A Little Chaos May Go a Long Way in Future Fusion Energy Reactors

Application of ergodic magnetic field suppresses ELMs.

45th Annual Meeting of the Division of Plasma Physics

In work that makes practical, large-scale fusion energy production increasingly feasible, plasma physicists working at DOE’s DIII-D National Fusion Facility in San Diego are using a little chaos to prevent precious energy from escaping fusion energy devices.

In a magnetic fusion device, or tokamak, one of the most crucial regions for reducing the loss of heat and particles is at the plasma region’s edge. Particle crossing this edge leave the plasma, and carry energy with them, degrading the fusion reactor’s walls, and making it harder for the desired fusion energy production to occur. This problem will only increase for next-generation fusion energy machines such as the proposed ITER facility.

As the energy content of the fusion fuel increases, plasma in the edges has a tendency to become unstable, exhibiting a kind of turbulence that physicists call “Edge Localized Modes”, commonly referred to as ELMs. In experiments presented this week, an international team of researchers applied chaotic magnetic fields, in which the field lines point in unpredictable directions, to a small edge region of the plasma in the DIII-D experiment. With the chaotic magnetic field they applied, the researchers significantly reduced the ELM instabilities in the DIII-D plasma, enabling more heat to stay trapped in the fusion fuel and preserving the favorable conditions that allow fusion energy production to occur.

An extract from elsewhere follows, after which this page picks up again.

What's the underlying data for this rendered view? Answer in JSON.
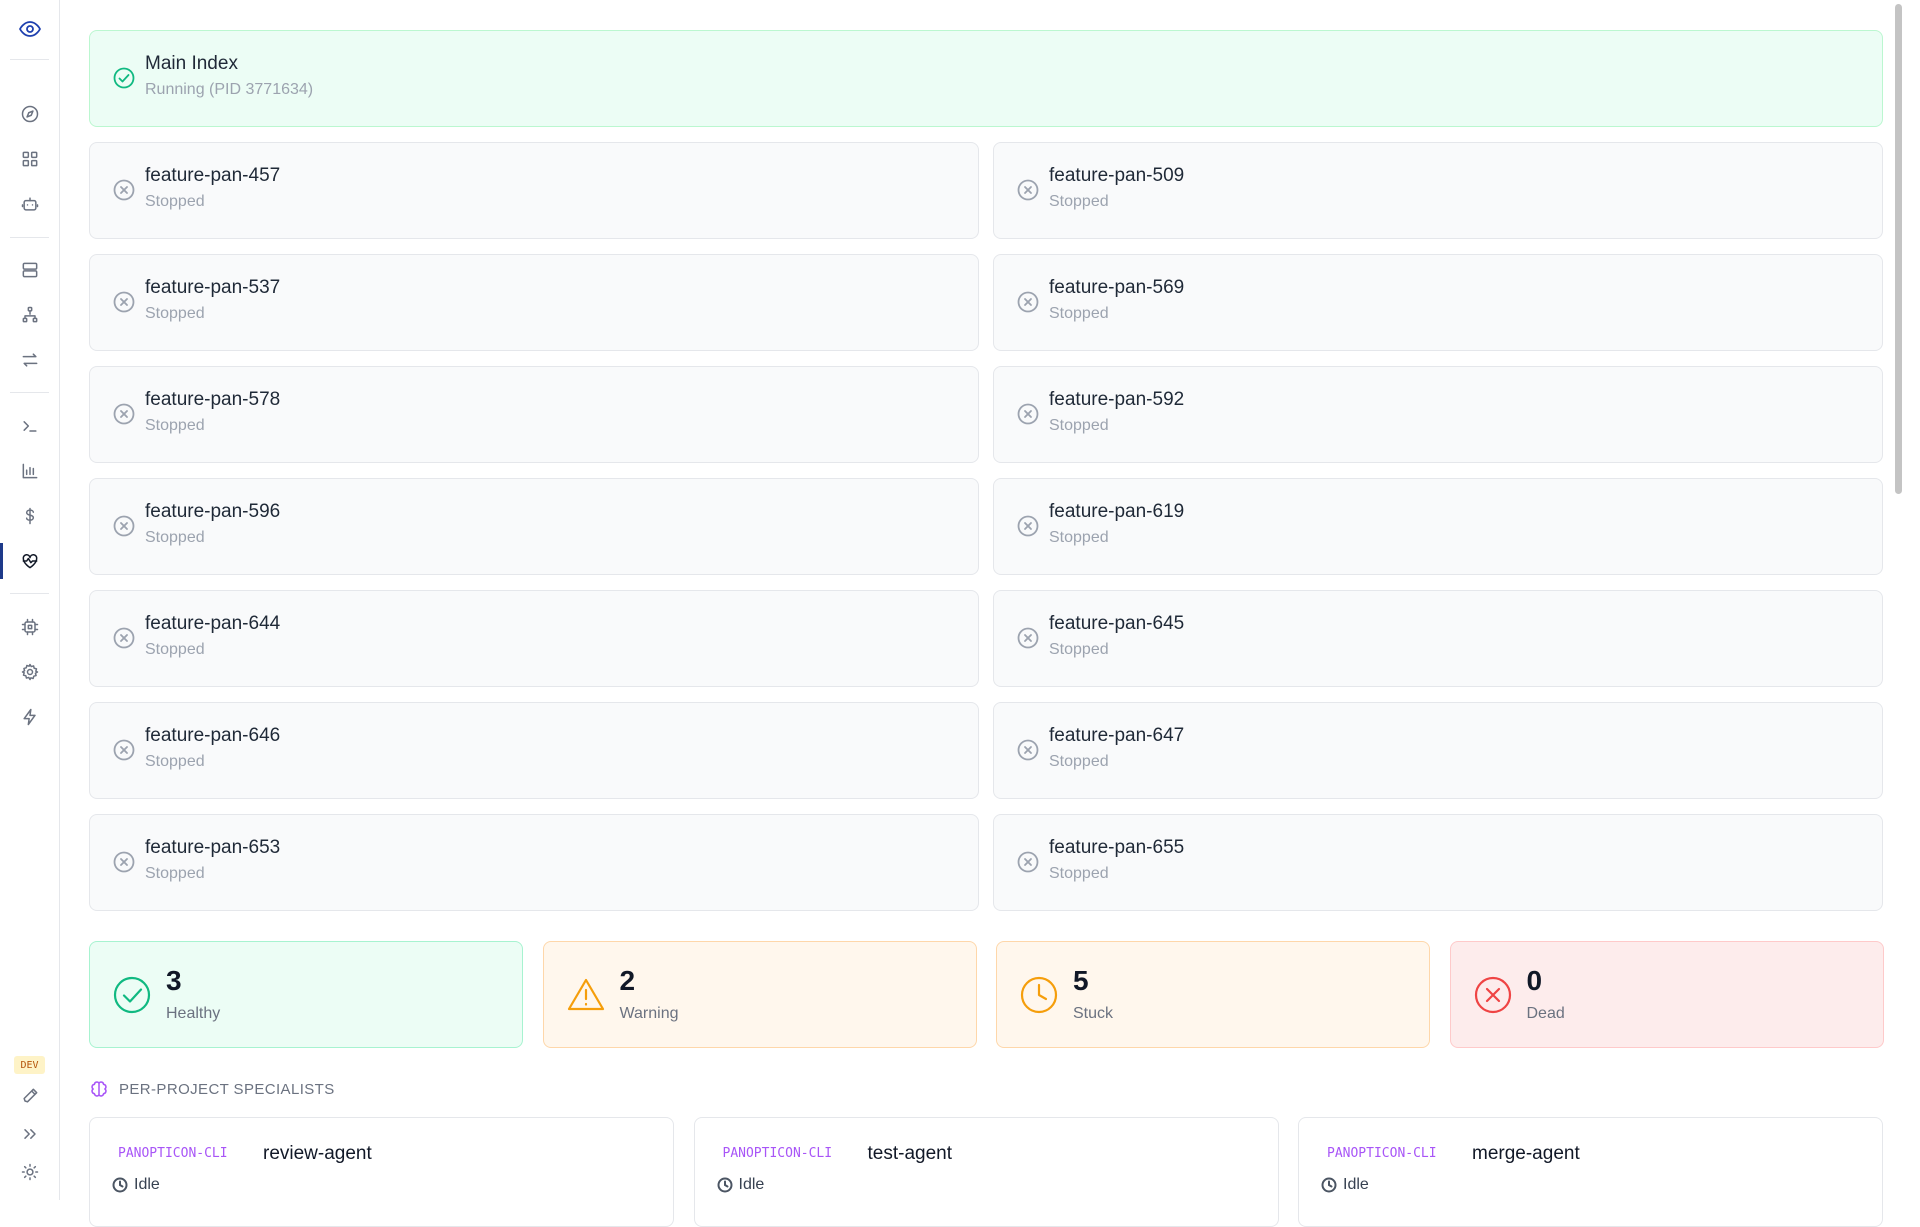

Assuming that this approach can be extended to next-step fusion energy devices, it holds the promise of increasing the lives of materials that make up fusion-energy device walls without degrading the performance of the plasma fuel.

Contacts
T. E. Evans, General Atomics, 505-842-1234, evans@fusion.gat.com
T. S. Taylor, General Atomics, taylor@fusion.gat.com
Paul Thomas, CEA, France, paul.richard.thomas@gat.com

All news from this category: Physics and Astronomy

This area deals with the fundamental laws and building blocks of nature and how they interact, the properties and the behavior of matter, and research into space and time and their structures.

innovations-report provides in-depth reports and articles on subjects such as astrophysics, laser technologies, nuclear, quantum, particle and solid-state physics, nanotechnologies, planetary research and findings (Mars, Venus) and developments related to the Hubble Telescope.

Back to the Homepage

Comments (0)

Write comment

Latest posts

Bringing atoms to a standstill: NIST miniaturizes laser cooling

It’s cool to be small. Scientists at the National Institute of Standards and Technology (NIST) have miniaturized the optical components required to cool atoms down to a few thousandths of…

Record-breaking laser link could help us test whether Einstein was right

Scientists from the International Centre for Radio Astronomy Research (ICRAR) and The University of Western Australia (UWA) have set a world record for the most stable transmission of a laser signal through…

Adaptive optics with cascading corrective elements

A cascaded dual deformable phase plate wavefront modulator enables direct AO integration with existing microscopes–doubling the aberration correction range and greatly improving image quality. Microscopy is the workhorse of contemporary…

Partners & Sponsors

By continuing to use the site, you agree to the use of cookies. more information

The cookie settings on this website are set to "allow cookies" to give you the best browsing experience possible. If you continue to use this website without changing your cookie settings or you click "Accept" below then you are consenting to this.

Close